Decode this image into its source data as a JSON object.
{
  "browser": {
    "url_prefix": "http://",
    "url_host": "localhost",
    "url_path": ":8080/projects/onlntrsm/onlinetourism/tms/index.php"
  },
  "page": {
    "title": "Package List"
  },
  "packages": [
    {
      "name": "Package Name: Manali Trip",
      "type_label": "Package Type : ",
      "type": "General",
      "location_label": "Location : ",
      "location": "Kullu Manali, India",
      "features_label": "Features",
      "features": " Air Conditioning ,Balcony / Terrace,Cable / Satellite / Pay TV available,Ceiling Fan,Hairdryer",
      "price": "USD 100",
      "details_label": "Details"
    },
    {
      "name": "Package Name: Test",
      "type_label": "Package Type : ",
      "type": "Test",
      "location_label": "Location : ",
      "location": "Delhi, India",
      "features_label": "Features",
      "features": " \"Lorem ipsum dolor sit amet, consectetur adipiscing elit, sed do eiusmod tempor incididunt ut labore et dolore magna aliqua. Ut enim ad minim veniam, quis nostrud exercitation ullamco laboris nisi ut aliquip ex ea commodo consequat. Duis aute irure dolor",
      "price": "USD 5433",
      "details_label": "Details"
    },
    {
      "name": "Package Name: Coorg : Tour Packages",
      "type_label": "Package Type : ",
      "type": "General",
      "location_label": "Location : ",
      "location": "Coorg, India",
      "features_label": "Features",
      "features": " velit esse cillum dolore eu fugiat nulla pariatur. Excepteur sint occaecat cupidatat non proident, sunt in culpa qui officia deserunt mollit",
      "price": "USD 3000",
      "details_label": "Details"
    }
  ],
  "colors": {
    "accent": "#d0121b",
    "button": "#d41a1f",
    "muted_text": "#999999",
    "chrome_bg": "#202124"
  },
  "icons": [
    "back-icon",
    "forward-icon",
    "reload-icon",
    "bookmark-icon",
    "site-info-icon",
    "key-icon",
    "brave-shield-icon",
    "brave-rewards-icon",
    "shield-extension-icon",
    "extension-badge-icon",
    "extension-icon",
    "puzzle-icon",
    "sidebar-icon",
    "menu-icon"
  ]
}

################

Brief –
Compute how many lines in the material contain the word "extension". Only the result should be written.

Reply to the task –
3